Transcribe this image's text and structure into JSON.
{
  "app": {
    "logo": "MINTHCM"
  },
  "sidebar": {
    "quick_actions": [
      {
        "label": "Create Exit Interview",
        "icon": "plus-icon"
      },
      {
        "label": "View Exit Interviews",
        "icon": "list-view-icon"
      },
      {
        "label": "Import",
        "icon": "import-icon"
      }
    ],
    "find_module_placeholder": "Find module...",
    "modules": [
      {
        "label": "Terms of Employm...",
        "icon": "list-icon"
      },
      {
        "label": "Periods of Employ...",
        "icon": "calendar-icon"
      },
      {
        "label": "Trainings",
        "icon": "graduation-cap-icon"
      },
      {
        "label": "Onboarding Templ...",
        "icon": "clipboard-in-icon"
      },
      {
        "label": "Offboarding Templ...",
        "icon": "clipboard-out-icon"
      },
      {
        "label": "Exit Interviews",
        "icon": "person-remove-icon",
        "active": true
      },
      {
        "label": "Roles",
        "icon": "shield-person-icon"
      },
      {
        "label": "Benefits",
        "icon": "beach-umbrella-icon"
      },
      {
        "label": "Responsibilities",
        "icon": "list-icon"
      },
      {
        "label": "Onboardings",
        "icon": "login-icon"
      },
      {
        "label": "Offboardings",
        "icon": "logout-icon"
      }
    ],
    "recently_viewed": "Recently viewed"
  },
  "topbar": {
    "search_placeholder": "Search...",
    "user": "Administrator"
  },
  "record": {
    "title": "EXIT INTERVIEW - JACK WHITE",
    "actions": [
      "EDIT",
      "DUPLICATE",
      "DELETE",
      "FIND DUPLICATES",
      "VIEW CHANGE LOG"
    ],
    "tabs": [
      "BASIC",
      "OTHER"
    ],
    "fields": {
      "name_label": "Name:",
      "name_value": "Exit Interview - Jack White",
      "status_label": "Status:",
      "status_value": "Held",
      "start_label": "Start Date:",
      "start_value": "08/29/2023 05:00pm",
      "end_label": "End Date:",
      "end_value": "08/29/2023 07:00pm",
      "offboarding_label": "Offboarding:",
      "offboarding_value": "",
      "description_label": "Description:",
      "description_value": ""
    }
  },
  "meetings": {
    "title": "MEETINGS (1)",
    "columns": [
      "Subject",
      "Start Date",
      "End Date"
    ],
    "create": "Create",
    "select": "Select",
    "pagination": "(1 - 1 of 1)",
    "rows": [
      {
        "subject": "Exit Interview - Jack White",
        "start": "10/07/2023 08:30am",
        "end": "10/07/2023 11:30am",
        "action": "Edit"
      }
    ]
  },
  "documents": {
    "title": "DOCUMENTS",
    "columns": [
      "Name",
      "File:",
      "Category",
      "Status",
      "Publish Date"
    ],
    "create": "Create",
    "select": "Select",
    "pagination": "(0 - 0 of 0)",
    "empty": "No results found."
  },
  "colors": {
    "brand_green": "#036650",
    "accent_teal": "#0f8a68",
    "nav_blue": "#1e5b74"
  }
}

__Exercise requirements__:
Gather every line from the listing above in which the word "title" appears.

__Response for this exercise__:
    "title": "EXIT INTERVIEW - JACK WHITE",
    "title": "MEETINGS (1)",
    "title": "DOCUMENTS",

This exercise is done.